Hartman said her union, the Ontario Nurses Association, has told her that after 12 years being employed by LHSC, she will be fired within a week. She said besides saving her job, a change in policy would address a nursing shortage and also allow other nurses impacted by the mandatory COVID vaccine policy to return to work.

The hospital’s CEO told the London Free Press that the hospital has a “special table” of various hospital groups that discuss the policy and its guidelines come from public health officials.

“Collective scientific evidence and individual protection of patients and staff are debated regularly,” Schleifer Taylor said. If a decision was made to change the vaccine requirements, she said that “it will be evidence-informed. There are a number of things at play.”

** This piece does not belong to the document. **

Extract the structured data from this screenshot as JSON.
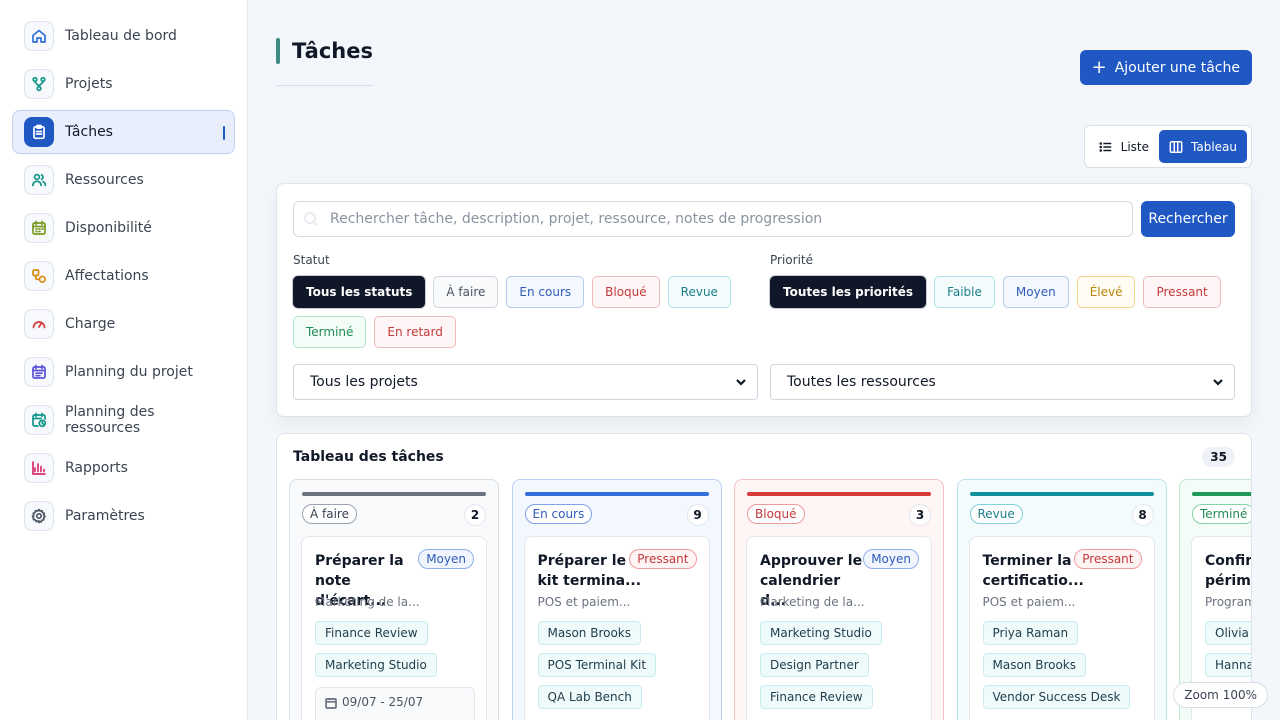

According to the Ontario Nurses Association (ONA), the province is short more than 24,000 nurses. The union has been grieving the mandatory vaccine policy. In October 2021, the ONA said it “supports education and addressing vaccine hesitancy, not penalizing and terminating nurses when we need them most. ONA also supports regular testing of employees as a measure that ensures safety of everyone, reassignment or other measures.”


In July 2022, two former LHSC employees filed separate wrongful dismissal lawsuits against the hospital, stating they were fired for refusing to get COVID shots. One of the workers was a 23-year employee working remotely from home as a support analyst, and was denied an exemption based on conscience and creed.

According to the law firm representing the woman, if an employer fires an employee for refusing COVID shots, they must provide a complete severance package to the staff member.

“What an employer can’t do is fire an employee ‘for cause’ if they fail to get vaccinated, as per the company’s policy. The company can’t use the failure to fully vaccinate against COVID-19 as a reason to dismiss someone, without compensation or the ability to collect Employment Insurance,” said Samfiru Tumarkin law firm in a statement. The firm said the employees seek a combined $700,000 in damages.
According to a report on Oct. 27, 2021, the hospital fired 84 staff, including nurses, for not complying with COVID shot mandates. Another LHSC nurse, Kristen Nagle, who worked in the neonatal intensive care unit, was fired with cause in January 2021, after speaking at an anti-lockdown rally in November 2020.

At the time, the hospital said in a statement, “After initially learning of actions involving an NICU nurse at London Health Sciences Centre that were not aligned with LHSC’s values back in November, immediate action was taken to place her on an unpaid leave pending the results of an internal investigation.”

“While we are not able to address the specifics of the investigation, we can confirm that the nurse has been terminated with cause,” said the LHSC. “Safeguarding the health of our patients and their families, staff and physicians is of the utmost importance and remains our top priority.”

The hospital only loosened some of its pandemic-related restrictions in April of this year. The same month, LHSCH raised the overtime pay rate for nurses from time-and-a-half to double-time, because the hospital is short 500 nurses.

“It’s clear the COVID-19 pandemic has entered a new phase and it’s time for a new approach to masking for patients, staff, physicians and visitors,” Dr. Michael Payne, an LHSC medical director, said in a statement at the time. Due to vaccinations and herd immunity, “our masking guidelines can be relaxed.”